The two recently reflected on the past year while looking forward to what lies ahead for the city of Lancaster.
Sowell said one of the greatest accomplishments of 2010 was the city’s partnership with Lancaster County to reopen the former Springs Industries building on 15th Street in the Brooklyn neighborhood.
Community Development Block Grant money is paying for the bulk of the improvements.
City public works has already relocated some of its operations there. The building will also serve as a training facility and a satellite office for the police department and sheriff’s office.
Law officers are expected to begin operations there this month.
The Brooklyn area has also received new sidewalks, waterlines and other infrastructural improvements over the past year.
“The results are already being evidenced in crime reduction and neighborhood stabilization,” Sowell said.
The city has continued work on its Streetscape project, which has seen beautification along Main Street. The latest phase has brought new sidewalks, curbing and lighting along South Main Street near Gooch and Emmons streets.
“The improvements in that area are a definite benefit to our community,” Sowell said.
Economic development and infrastructure
County leaders have been discussing a proposed industrial park near Lancaster County Airport that could lure businesses. Shaw said the city has pledged to commit $1 million to the effort.
“We’re going to do everything we’re supposed to do to make this work,” he said. “It has a lot of potential.”
Shaw said he is pleased with the expansion of the city’s solid waste transfer station, which also benefits county residents beyond the city limits.
Improvements continue at the city’s wastewater treatment plant.
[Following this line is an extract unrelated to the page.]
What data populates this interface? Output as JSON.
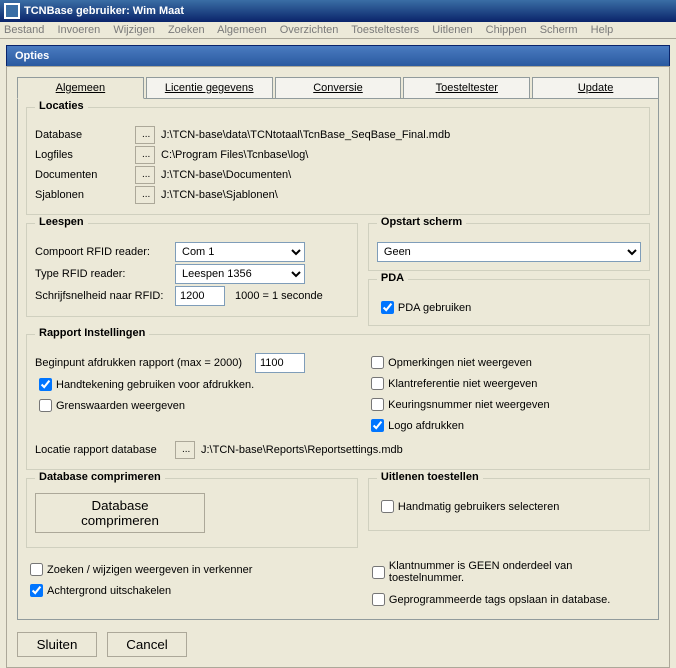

Grant money is helping pay for those renovations as well.
The city has the capacity to treat about 7.5 million gallons of water per day, though it is using only about 3.5 million.
“Four million is sitting there waiting for industry,” Shaw said. “We’re in good shape there.”
Sowell touted the city’s focus on tourism and continued effort to foster a greater sense of community.
“In the area of hospitality tax revenue, we added the Red Rose Festival while continuing to improve our Christmas festivities and the Performing Arts Series,” she said.
Shaw and Sowell each said they hope to see a recycling program begin in the new year.
“We think that’s going to be more economical for our citizens,” Shaw said. “That’s a biggie.”
Sowell said the city wants to continue to improve its parks and to further work on community renovations. She said the city will seek more grant money to support these endeavors.
“City employees have worked diligently this year to make needed improvements to infrastructure and continue to provide the many enhanced services expected by our citizens without increasing taxes,” Sowell said.
Contact reporter Jesef Williams at firstname.lastname@example.org or at (803) 283-1152